He has made her, morally, an irresponsible being, as she can commit many crimes with impunity, provided they be done in the presence of her husband. In the covenant of marriage, she is compelled to promise obedience to her husband, he becoming, to all intents and purposes, her master—the law giving him power to deprive her of her liberty, and to administer chastisement.
He has so framed the laws of divorce, as to what shall be the proper causes, and in case of separation, to whom the guardianship of the children shall be given, as to be wholly regardless of the happiness of women—the law, in all cases, going upon a false supposition of the supremacy of man, and giving all power into his hands.
After depriving her of all rights as a married woman, if single, and the owner of property, he has taxed her to support a government which recognizes her only when her property can be made profitable to it.
He has monopolized nearly all the profitable employments, and from those she is permitted to follow, she receives but a scanty remuneration.
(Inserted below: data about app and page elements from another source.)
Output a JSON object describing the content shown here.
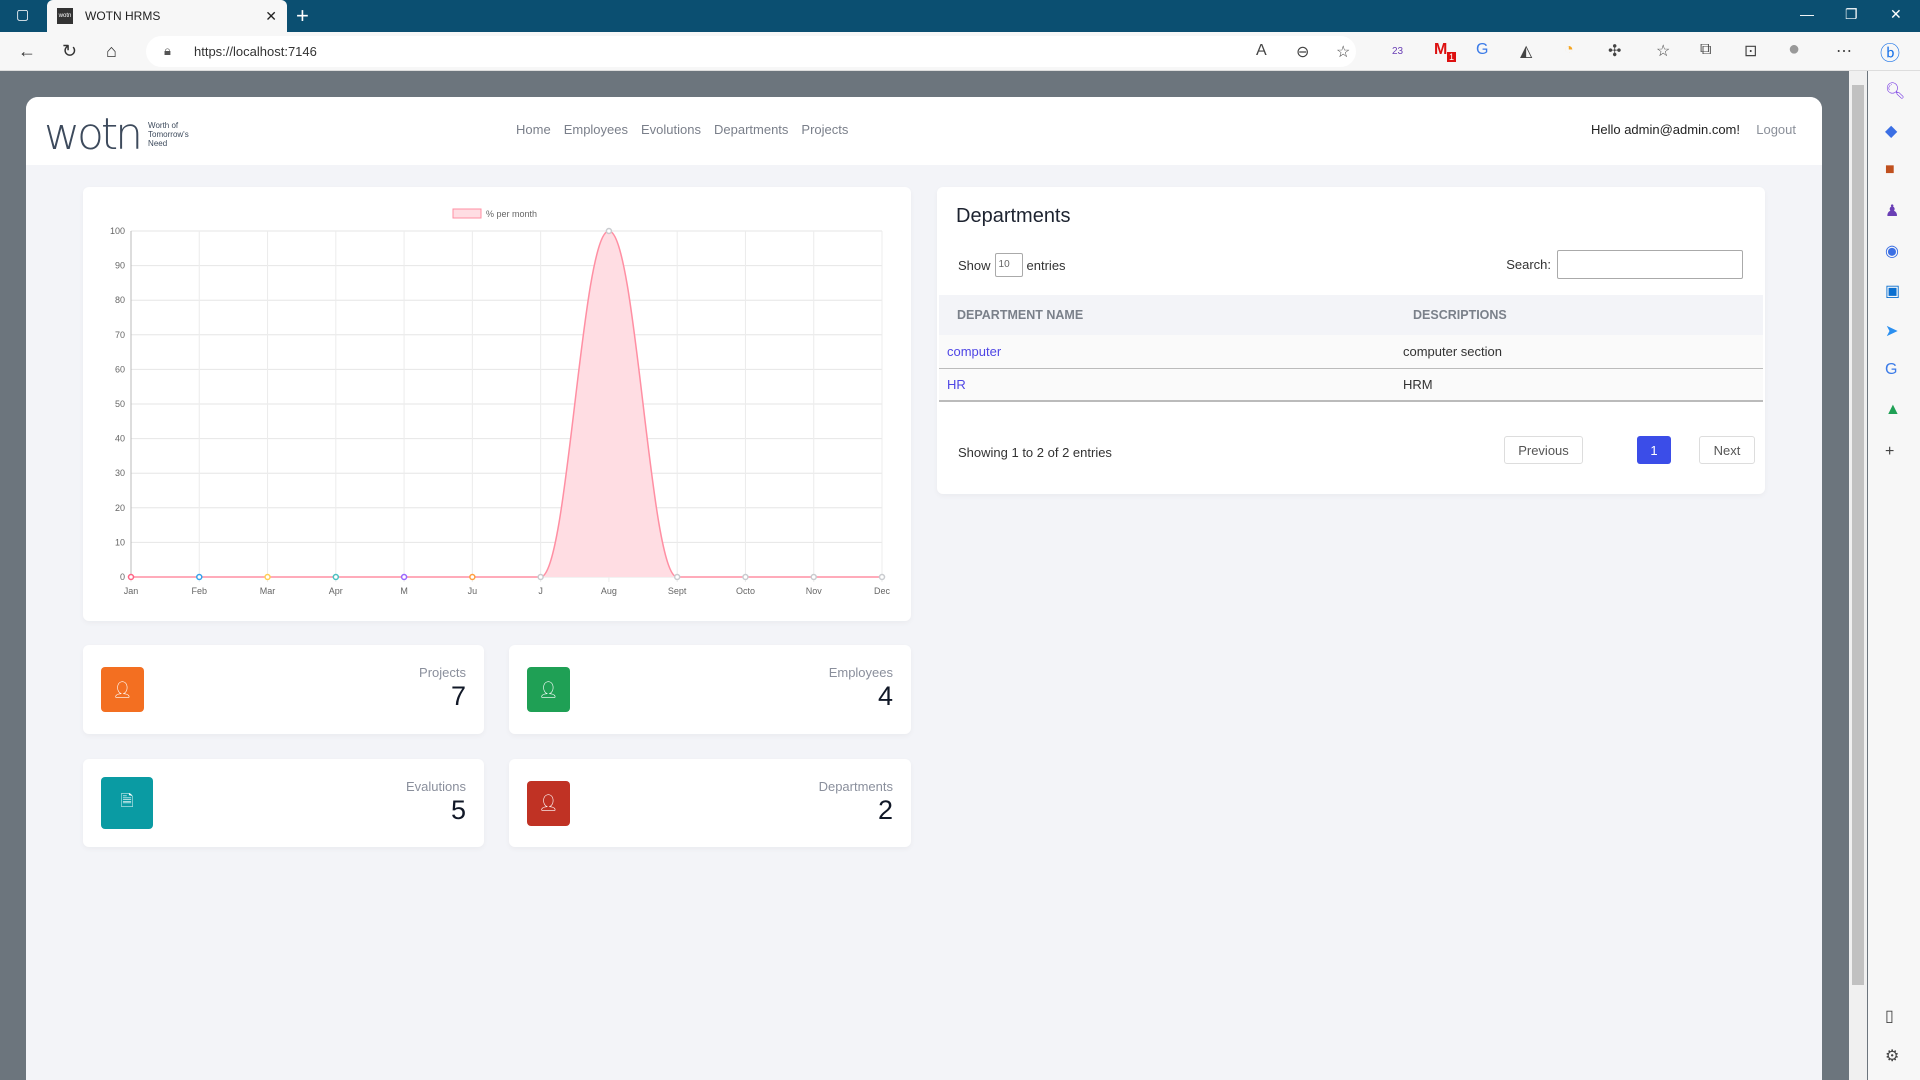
{
  "browser": {
    "tab_title": "WOTN HRMS",
    "url": "https://localhost:7146",
    "badges": {
      "ext1": "23",
      "gmail": "1"
    }
  },
  "header": {
    "logo_text": "wotn",
    "logo_tagline": "Worth of Tomorrow's Need",
    "nav": [
      "Home",
      "Employees",
      "Evolutions",
      "Departments",
      "Projects"
    ],
    "greeting": "Hello admin@admin.com!",
    "logout": "Logout"
  },
  "chart_data": {
    "type": "area",
    "legend": "% per month",
    "legend_placement": "top",
    "x": [
      "Jan",
      "Feb",
      "Mar",
      "Apr",
      "M",
      "Ju",
      "J",
      "Aug",
      "Sept",
      "Octo",
      "Nov",
      "Dec"
    ],
    "values": [
      0,
      0,
      0,
      0,
      0,
      0,
      0,
      100,
      0,
      0,
      0,
      0
    ],
    "ylim": [
      0,
      100
    ],
    "yticks": [
      0,
      10,
      20,
      30,
      40,
      50,
      60,
      70,
      80,
      90,
      100
    ],
    "grid": true,
    "line_color": "#ff8fa3",
    "fill_color": "#ffdde3",
    "point_colors": [
      "#ff6384",
      "#36a2eb",
      "#ffce56",
      "#4bc0c0",
      "#9966ff",
      "#ff9f40",
      "#c9cbcf",
      "#c9cbcf",
      "#c9cbcf",
      "#c9cbcf",
      "#c9cbcf",
      "#c9cbcf"
    ]
  },
  "departments": {
    "title": "Departments",
    "show_label": "Show",
    "show_value": "10",
    "entries_label": "entries",
    "search_label": "Search:",
    "search_value": "",
    "columns": [
      "DEPARTMENT NAME",
      "DESCRIPTIONS"
    ],
    "rows": [
      {
        "name": "computer",
        "description": "computer section"
      },
      {
        "name": "HR",
        "description": "HRM"
      }
    ],
    "info": "Showing 1 to 2 of 2 entries",
    "prev": "Previous",
    "page": "1",
    "next": "Next",
    "accent": "#3b4de8"
  },
  "stats": [
    {
      "label": "Projects",
      "value": "7",
      "color": "#f36f21",
      "icon": "user-icon"
    },
    {
      "label": "Employees",
      "value": "4",
      "color": "#1fa055",
      "icon": "user-icon"
    },
    {
      "label": "Evalutions",
      "value": "5",
      "color": "#0a9ba3",
      "icon": "document-icon"
    },
    {
      "label": "Departments",
      "value": "2",
      "color": "#c03224",
      "icon": "user-icon"
    }
  ]
}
He closes against her all the avenues to wealth and distinction which he considers most honorable to himself. As a teacher of theology, medicine, or law, she is not known.
He has denied her the facilities for obtaining
education, all colleges being closed against her.
He allows her in Church, as well as State, but a subordinate position, claiming Apostolic authority for her exclusion from the ministry, and, with some exception, from any public participation in the affairs of the Church.
He has created a false sentiment by giving to the world a different code of morals for men and women, by which moral delinquencies which exclude women from society are not only tolerated, but deemed of little account in man.
He has usurped the prerogative of Jehovah
himself, claiming it as
his right to assign for her a sphere of action, when that belongs
to her conscience and to her God.
He has endeavored, in every way that he
could, to destroy her
confidence in her own powers, to lessen her self-respect, and to
make her willing to lead a dependent and abject life.
ON THE IMITATION OF MAN
Fresh attacks on life, like chemical experiments, turn up unexpected by-products. The Uneasy Woman, driven by the thirst for greater freedom, and believing man’s way of life will assuage it, lays siege to his kingdom. Some of the unexpected loot she has carried away still embarrasses her. Not a little, however, is of such undeniable advantage that she may fairly contend that its capture alone justifies her campaign.
Go to-day into many a woman’s club house, into many a drawing-room or studio at, let us say, the afternoon tea hour, and what will you see? One or probably more women in mannish suits and boots calmly smoking cigarettes while they talk, and talk well, about things in which women are not supposed to be interested, but which it is apparent they understand.